**Task goal:**
Using "JSON" as the search string, find the matching lines below and copy them.

START Supplied records

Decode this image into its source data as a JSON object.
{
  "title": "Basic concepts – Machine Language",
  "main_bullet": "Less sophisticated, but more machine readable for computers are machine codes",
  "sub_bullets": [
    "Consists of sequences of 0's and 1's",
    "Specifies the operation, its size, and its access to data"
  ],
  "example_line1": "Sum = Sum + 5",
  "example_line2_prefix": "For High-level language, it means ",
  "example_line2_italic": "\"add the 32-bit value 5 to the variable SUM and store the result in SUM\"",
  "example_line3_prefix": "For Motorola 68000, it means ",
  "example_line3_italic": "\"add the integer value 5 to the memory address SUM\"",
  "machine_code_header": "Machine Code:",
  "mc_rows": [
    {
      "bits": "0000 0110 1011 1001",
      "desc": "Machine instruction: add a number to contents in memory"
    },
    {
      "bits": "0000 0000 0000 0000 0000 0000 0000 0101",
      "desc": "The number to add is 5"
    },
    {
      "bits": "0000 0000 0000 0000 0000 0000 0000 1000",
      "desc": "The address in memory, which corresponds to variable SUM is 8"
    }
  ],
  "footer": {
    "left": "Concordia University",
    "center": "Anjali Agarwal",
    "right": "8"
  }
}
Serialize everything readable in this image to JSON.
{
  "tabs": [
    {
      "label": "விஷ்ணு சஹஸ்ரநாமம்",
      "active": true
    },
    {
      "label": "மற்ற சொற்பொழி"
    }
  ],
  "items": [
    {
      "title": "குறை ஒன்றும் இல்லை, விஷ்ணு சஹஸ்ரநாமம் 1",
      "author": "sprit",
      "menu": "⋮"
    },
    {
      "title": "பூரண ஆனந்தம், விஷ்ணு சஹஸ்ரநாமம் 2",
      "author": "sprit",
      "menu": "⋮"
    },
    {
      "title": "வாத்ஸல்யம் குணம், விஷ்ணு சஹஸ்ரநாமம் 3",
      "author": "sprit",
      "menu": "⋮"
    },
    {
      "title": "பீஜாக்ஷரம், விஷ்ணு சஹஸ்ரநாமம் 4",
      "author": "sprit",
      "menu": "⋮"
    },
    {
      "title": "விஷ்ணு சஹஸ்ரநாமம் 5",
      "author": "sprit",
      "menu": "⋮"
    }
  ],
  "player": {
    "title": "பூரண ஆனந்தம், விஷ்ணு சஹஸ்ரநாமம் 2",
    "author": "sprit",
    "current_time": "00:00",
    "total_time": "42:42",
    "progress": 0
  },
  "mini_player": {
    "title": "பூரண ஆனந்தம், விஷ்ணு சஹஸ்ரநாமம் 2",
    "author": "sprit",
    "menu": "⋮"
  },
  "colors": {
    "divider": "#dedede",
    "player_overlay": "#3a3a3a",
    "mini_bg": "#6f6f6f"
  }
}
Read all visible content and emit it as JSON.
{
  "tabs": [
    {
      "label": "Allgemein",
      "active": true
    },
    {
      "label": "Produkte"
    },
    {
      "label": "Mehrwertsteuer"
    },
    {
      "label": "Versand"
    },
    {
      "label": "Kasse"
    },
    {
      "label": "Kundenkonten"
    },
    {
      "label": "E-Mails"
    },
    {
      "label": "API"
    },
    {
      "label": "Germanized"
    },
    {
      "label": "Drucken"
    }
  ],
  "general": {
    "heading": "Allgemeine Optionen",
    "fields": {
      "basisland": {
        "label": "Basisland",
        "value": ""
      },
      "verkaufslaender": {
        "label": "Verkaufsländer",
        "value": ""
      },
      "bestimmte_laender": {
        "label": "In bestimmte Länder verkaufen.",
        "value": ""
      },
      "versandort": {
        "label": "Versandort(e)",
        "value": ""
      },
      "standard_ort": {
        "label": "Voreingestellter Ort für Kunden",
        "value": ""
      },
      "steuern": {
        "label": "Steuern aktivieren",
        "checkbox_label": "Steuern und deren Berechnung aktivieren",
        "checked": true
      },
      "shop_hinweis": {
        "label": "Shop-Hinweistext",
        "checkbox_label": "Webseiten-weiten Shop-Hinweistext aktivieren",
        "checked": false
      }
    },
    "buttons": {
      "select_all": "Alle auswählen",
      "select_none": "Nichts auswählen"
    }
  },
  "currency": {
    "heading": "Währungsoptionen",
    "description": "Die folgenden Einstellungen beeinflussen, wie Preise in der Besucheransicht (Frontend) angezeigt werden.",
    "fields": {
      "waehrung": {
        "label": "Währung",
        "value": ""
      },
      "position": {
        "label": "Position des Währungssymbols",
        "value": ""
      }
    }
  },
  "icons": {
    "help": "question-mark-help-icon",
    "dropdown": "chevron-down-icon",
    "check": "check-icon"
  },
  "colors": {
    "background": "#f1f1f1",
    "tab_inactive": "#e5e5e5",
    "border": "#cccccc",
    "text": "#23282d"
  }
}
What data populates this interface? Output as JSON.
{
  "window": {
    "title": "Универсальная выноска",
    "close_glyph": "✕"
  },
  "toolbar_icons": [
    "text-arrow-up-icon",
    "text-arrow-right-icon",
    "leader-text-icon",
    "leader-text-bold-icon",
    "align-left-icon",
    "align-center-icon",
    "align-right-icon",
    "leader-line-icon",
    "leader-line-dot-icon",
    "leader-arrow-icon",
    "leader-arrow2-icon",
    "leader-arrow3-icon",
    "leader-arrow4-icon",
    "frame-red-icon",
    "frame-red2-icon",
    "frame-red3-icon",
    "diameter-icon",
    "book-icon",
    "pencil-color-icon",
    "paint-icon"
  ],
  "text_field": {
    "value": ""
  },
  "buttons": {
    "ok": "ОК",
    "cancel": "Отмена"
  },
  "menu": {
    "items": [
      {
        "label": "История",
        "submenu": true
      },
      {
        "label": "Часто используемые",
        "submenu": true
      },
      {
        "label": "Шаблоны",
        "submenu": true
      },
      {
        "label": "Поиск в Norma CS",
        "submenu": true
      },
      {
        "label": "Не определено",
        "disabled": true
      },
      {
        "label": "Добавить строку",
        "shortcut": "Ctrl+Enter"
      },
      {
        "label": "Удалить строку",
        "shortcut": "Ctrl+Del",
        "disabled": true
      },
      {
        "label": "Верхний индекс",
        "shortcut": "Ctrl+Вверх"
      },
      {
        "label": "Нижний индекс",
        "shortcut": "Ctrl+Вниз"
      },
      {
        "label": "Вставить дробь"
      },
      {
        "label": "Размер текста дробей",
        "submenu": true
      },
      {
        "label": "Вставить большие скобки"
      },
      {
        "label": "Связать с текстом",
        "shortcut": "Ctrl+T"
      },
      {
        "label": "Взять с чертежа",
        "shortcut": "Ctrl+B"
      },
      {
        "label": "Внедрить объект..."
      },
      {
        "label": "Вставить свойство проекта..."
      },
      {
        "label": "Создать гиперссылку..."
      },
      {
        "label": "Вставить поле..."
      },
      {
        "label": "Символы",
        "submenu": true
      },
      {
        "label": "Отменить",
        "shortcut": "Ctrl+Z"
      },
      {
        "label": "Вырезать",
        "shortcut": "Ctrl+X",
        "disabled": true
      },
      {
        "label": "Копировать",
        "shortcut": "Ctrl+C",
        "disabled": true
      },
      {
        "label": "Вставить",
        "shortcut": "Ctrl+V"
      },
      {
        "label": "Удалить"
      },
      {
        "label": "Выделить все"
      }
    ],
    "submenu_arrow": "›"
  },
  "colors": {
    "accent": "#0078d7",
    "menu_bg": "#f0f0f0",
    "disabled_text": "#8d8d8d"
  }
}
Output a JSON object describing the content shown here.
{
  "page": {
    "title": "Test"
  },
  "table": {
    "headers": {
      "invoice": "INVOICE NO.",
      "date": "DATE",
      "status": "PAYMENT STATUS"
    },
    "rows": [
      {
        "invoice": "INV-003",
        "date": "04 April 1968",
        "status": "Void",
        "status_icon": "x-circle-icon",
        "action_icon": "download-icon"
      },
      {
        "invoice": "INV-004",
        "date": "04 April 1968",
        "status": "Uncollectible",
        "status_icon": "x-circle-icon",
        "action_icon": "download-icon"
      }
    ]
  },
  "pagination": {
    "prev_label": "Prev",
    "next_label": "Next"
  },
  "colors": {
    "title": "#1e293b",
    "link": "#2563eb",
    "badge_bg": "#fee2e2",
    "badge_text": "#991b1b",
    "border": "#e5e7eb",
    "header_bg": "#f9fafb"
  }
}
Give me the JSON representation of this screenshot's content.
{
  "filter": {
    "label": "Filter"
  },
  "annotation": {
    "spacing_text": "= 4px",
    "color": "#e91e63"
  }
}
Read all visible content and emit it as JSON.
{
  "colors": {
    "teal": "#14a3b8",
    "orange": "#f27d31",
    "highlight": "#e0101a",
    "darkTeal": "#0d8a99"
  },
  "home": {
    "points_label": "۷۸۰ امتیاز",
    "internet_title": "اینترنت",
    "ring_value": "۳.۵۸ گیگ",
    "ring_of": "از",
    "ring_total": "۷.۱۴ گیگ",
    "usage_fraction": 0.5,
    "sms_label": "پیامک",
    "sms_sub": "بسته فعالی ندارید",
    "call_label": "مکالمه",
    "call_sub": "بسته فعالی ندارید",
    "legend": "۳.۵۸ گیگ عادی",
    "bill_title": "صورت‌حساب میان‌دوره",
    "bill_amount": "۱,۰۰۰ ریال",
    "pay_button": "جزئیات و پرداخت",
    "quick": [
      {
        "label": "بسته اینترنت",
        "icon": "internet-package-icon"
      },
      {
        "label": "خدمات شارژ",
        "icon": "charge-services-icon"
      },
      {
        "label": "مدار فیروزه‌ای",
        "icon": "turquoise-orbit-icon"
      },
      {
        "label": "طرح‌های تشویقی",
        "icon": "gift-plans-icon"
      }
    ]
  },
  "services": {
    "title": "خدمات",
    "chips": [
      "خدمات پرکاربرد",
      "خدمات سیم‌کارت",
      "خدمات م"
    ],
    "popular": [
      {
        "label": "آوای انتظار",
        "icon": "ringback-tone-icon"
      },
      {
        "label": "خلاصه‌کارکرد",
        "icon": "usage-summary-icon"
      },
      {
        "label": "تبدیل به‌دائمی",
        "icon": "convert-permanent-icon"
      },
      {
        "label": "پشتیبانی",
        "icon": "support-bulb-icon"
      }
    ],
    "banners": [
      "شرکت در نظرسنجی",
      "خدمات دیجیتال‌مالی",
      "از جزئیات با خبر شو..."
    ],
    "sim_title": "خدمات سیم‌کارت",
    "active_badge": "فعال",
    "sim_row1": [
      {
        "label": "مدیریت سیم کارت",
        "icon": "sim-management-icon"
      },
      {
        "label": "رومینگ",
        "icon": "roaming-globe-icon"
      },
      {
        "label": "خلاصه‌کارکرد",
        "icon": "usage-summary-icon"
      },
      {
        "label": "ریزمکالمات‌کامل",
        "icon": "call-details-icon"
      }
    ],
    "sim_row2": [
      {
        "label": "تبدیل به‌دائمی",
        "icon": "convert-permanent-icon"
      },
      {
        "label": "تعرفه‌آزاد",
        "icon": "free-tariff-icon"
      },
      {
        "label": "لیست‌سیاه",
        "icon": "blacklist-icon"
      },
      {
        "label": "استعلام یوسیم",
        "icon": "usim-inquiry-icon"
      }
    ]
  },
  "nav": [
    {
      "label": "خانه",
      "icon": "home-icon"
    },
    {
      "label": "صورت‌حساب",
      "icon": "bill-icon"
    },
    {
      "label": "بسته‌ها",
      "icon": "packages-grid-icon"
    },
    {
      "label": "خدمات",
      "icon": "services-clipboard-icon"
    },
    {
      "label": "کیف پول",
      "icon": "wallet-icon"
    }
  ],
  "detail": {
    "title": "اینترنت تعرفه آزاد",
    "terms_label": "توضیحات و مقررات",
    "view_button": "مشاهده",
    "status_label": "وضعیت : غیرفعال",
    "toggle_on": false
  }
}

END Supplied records

**Solution to this exercise:**
Decode this image into its source data as a JSON object.
Serialize everything readable in this image to JSON.
Read all visible content and emit it as JSON.
What data populates this interface? Output as JSON.
Output a JSON object describing the content shown here.
Give me the JSON representation of this screenshot's content.
Read all visible content and emit it as JSON.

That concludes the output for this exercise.